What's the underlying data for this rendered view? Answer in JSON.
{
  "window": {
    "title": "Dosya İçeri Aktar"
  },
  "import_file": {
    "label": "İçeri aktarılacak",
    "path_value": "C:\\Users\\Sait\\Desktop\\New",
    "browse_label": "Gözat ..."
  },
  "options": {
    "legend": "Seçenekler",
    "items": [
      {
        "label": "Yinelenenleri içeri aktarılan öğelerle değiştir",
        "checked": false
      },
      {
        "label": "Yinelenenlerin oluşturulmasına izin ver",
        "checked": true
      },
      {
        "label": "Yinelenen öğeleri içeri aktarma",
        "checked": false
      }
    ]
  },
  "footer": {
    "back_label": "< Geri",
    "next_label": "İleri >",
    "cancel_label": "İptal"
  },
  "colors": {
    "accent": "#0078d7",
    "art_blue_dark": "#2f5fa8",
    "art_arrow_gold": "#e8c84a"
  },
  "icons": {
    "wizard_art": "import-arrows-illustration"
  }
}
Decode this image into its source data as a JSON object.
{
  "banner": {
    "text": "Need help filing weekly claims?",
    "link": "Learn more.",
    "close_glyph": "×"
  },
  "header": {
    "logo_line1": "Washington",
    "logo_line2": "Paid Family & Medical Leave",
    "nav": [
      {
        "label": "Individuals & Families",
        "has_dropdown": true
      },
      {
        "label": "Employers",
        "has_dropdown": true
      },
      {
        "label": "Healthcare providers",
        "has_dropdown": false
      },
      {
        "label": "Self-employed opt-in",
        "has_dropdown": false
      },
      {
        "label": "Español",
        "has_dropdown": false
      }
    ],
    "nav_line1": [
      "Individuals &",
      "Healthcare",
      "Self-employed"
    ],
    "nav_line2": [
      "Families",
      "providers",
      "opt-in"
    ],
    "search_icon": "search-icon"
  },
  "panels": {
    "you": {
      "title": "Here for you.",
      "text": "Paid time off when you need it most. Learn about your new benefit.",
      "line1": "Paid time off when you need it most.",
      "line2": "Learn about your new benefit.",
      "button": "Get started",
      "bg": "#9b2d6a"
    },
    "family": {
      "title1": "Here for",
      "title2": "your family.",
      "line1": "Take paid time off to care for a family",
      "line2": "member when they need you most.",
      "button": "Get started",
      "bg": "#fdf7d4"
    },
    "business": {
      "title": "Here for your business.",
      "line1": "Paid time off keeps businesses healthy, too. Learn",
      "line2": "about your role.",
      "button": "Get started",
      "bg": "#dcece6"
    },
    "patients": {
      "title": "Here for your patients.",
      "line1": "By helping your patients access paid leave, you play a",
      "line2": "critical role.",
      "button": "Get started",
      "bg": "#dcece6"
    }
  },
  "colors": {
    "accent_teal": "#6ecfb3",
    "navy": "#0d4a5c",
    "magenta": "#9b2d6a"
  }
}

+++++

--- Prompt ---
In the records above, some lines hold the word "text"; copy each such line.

--- Exercise output ---
    "text": "Need help filing weekly claims?",
      "text": "Paid time off when you need it most. Learn about your new benefit.",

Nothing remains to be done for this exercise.